- **What is expected**: Nothing in the records may be altered. Repeat them in full.

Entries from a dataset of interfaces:

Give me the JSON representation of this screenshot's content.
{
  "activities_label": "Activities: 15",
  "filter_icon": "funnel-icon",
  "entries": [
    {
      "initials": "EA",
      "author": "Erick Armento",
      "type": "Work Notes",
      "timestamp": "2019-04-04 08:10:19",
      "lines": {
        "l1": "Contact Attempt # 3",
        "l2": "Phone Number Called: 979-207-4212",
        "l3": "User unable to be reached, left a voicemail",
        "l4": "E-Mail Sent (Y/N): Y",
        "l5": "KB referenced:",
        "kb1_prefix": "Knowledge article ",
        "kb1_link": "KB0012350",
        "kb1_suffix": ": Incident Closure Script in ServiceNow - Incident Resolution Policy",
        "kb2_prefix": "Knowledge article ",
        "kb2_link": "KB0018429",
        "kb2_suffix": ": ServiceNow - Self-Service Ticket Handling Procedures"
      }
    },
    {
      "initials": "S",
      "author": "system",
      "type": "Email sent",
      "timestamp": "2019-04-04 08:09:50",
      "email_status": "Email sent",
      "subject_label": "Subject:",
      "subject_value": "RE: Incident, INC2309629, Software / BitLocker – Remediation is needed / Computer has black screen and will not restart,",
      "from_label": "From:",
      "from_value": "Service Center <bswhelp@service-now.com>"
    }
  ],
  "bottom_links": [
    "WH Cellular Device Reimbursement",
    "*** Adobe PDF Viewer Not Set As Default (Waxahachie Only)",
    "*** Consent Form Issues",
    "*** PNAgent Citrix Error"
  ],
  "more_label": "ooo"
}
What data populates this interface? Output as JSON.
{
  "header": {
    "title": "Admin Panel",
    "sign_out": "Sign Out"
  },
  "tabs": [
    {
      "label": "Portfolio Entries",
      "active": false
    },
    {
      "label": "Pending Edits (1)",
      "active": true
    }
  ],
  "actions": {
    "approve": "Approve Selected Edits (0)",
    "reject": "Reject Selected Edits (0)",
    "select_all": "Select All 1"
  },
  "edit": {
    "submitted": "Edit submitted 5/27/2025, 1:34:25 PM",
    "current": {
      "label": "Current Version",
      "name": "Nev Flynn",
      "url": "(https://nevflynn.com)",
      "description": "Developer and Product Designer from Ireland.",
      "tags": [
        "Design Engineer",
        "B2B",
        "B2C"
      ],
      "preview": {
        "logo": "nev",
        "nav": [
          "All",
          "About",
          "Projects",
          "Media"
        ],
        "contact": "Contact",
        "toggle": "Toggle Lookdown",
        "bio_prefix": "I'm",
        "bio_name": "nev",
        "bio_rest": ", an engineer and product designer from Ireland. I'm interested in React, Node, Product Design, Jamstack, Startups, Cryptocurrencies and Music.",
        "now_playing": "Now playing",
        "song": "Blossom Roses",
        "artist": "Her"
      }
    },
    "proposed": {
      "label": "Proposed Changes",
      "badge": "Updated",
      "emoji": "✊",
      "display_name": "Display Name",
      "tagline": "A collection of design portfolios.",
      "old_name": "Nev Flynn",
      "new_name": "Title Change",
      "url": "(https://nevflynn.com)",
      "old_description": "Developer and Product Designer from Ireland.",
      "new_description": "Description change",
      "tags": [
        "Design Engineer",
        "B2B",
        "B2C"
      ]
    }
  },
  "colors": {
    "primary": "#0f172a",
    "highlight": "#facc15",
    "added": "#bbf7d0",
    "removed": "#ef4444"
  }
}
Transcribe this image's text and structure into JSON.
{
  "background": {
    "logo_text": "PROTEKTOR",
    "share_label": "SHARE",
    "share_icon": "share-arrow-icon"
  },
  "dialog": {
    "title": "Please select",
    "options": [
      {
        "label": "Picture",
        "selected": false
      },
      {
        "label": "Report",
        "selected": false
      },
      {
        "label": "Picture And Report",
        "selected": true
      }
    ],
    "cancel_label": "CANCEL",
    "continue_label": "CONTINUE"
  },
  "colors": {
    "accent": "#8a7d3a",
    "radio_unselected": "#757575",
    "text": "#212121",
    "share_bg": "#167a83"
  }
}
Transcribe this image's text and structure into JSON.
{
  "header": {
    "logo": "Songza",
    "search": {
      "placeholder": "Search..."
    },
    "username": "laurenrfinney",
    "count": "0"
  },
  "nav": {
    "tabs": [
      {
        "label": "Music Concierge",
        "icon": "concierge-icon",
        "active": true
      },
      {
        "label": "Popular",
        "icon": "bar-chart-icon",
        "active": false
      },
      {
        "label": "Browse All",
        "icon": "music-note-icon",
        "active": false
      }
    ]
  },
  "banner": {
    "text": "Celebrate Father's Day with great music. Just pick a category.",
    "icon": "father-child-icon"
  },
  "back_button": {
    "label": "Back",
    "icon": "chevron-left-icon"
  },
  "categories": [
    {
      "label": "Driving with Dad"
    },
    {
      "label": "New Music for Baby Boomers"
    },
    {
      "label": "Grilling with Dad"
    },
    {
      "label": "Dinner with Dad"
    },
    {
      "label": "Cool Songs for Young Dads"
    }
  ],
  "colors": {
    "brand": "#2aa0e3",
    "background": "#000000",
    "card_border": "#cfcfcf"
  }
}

- **Exercise solution**:
Give me the JSON representation of this screenshot's content.
{
  "activities_label": "Activities: 15",
  "filter_icon": "funnel-icon",
  "entries": [
    {
      "initials": "EA",
      "author": "Erick Armento",
      "type": "Work Notes",
      "timestamp": "2019-04-04 08:10:19",
      "lines": {
        "l1": "Contact Attempt # 3",
        "l2": "Phone Number Called: 979-207-4212",
        "l3": "User unable to be reached, left a voicemail",
        "l4": "E-Mail Sent (Y/N): Y",
        "l5": "KB referenced:",
        "kb1_prefix": "Knowledge article ",
        "kb1_link": "KB0012350",
        "kb1_suffix": ": Incident Closure Script in ServiceNow - Incident Resolution Policy",
        "kb2_prefix": "Knowledge article ",
        "kb2_link": "KB0018429",
        "kb2_suffix": ": ServiceNow - Self-Service Ticket Handling Procedures"
      }
    },
    {
      "initials": "S",
      "author": "system",
      "type": "Email sent",
      "timestamp": "2019-04-04 08:09:50",
      "email_status": "Email sent",
      "subject_label": "Subject:",
      "subject_value": "RE: Incident, INC2309629, Software / BitLocker – Remediation is needed / Computer has black screen and will not restart,",
      "from_label": "From:",
      "from_value": "Service Center <bswhelp@service-now.com>"
    }
  ],
  "bottom_links": [
    "WH Cellular Device Reimbursement",
    "*** Adobe PDF Viewer Not Set As Default (Waxahachie Only)",
    "*** Consent Form Issues",
    "*** PNAgent Citrix Error"
  ],
  "more_label": "ooo"
}
What data populates this interface? Output as JSON.
{
  "header": {
    "title": "Admin Panel",
    "sign_out": "Sign Out"
  },
  "tabs": [
    {
      "label": "Portfolio Entries",
      "active": false
    },
    {
      "label": "Pending Edits (1)",
      "active": true
    }
  ],
  "actions": {
    "approve": "Approve Selected Edits (0)",
    "reject": "Reject Selected Edits (0)",
    "select_all": "Select All 1"
  },
  "edit": {
    "submitted": "Edit submitted 5/27/2025, 1:34:25 PM",
    "current": {
      "label": "Current Version",
      "name": "Nev Flynn",
      "url": "(https://nevflynn.com)",
      "description": "Developer and Product Designer from Ireland.",
      "tags": [
        "Design Engineer",
        "B2B",
        "B2C"
      ],
      "preview": {
        "logo": "nev",
        "nav": [
          "All",
          "About",
          "Projects",
          "Media"
        ],
        "contact": "Contact",
        "toggle": "Toggle Lookdown",
        "bio_prefix": "I'm",
        "bio_name": "nev",
        "bio_rest": ", an engineer and product designer from Ireland. I'm interested in React, Node, Product Design, Jamstack, Startups, Cryptocurrencies and Music.",
        "now_playing": "Now playing",
        "song": "Blossom Roses",
        "artist": "Her"
      }
    },
    "proposed": {
      "label": "Proposed Changes",
      "badge": "Updated",
      "emoji": "✊",
      "display_name": "Display Name",
      "tagline": "A collection of design portfolios.",
      "old_name": "Nev Flynn",
      "new_name": "Title Change",
      "url": "(https://nevflynn.com)",
      "old_description": "Developer and Product Designer from Ireland.",
      "new_description": "Description change",
      "tags": [
        "Design Engineer",
        "B2B",
        "B2C"
      ]
    }
  },
  "colors": {
    "primary": "#0f172a",
    "highlight": "#facc15",
    "added": "#bbf7d0",
    "removed": "#ef4444"
  }
}
Transcribe this image's text and structure into JSON.
{
  "background": {
    "logo_text": "PROTEKTOR",
    "share_label": "SHARE",
    "share_icon": "share-arrow-icon"
  },
  "dialog": {
    "title": "Please select",
    "options": [
      {
        "label": "Picture",
        "selected": false
      },
      {
        "label": "Report",
        "selected": false
      },
      {
        "label": "Picture And Report",
        "selected": true
      }
    ],
    "cancel_label": "CANCEL",
    "continue_label": "CONTINUE"
  },
  "colors": {
    "accent": "#8a7d3a",
    "radio_unselected": "#757575",
    "text": "#212121",
    "share_bg": "#167a83"
  }
}
Transcribe this image's text and structure into JSON.
{
  "header": {
    "logo": "Songza",
    "search": {
      "placeholder": "Search..."
    },
    "username": "laurenrfinney",
    "count": "0"
  },
  "nav": {
    "tabs": [
      {
        "label": "Music Concierge",
        "icon": "concierge-icon",
        "active": true
      },
      {
        "label": "Popular",
        "icon": "bar-chart-icon",
        "active": false
      },
      {
        "label": "Browse All",
        "icon": "music-note-icon",
        "active": false
      }
    ]
  },
  "banner": {
    "text": "Celebrate Father's Day with great music. Just pick a category.",
    "icon": "father-child-icon"
  },
  "back_button": {
    "label": "Back",
    "icon": "chevron-left-icon"
  },
  "categories": [
    {
      "label": "Driving with Dad"
    },
    {
      "label": "New Music for Baby Boomers"
    },
    {
      "label": "Grilling with Dad"
    },
    {
      "label": "Dinner with Dad"
    },
    {
      "label": "Cool Songs for Young Dads"
    }
  ],
  "colors": {
    "brand": "#2aa0e3",
    "background": "#000000",
    "card_border": "#cfcfcf"
  }
}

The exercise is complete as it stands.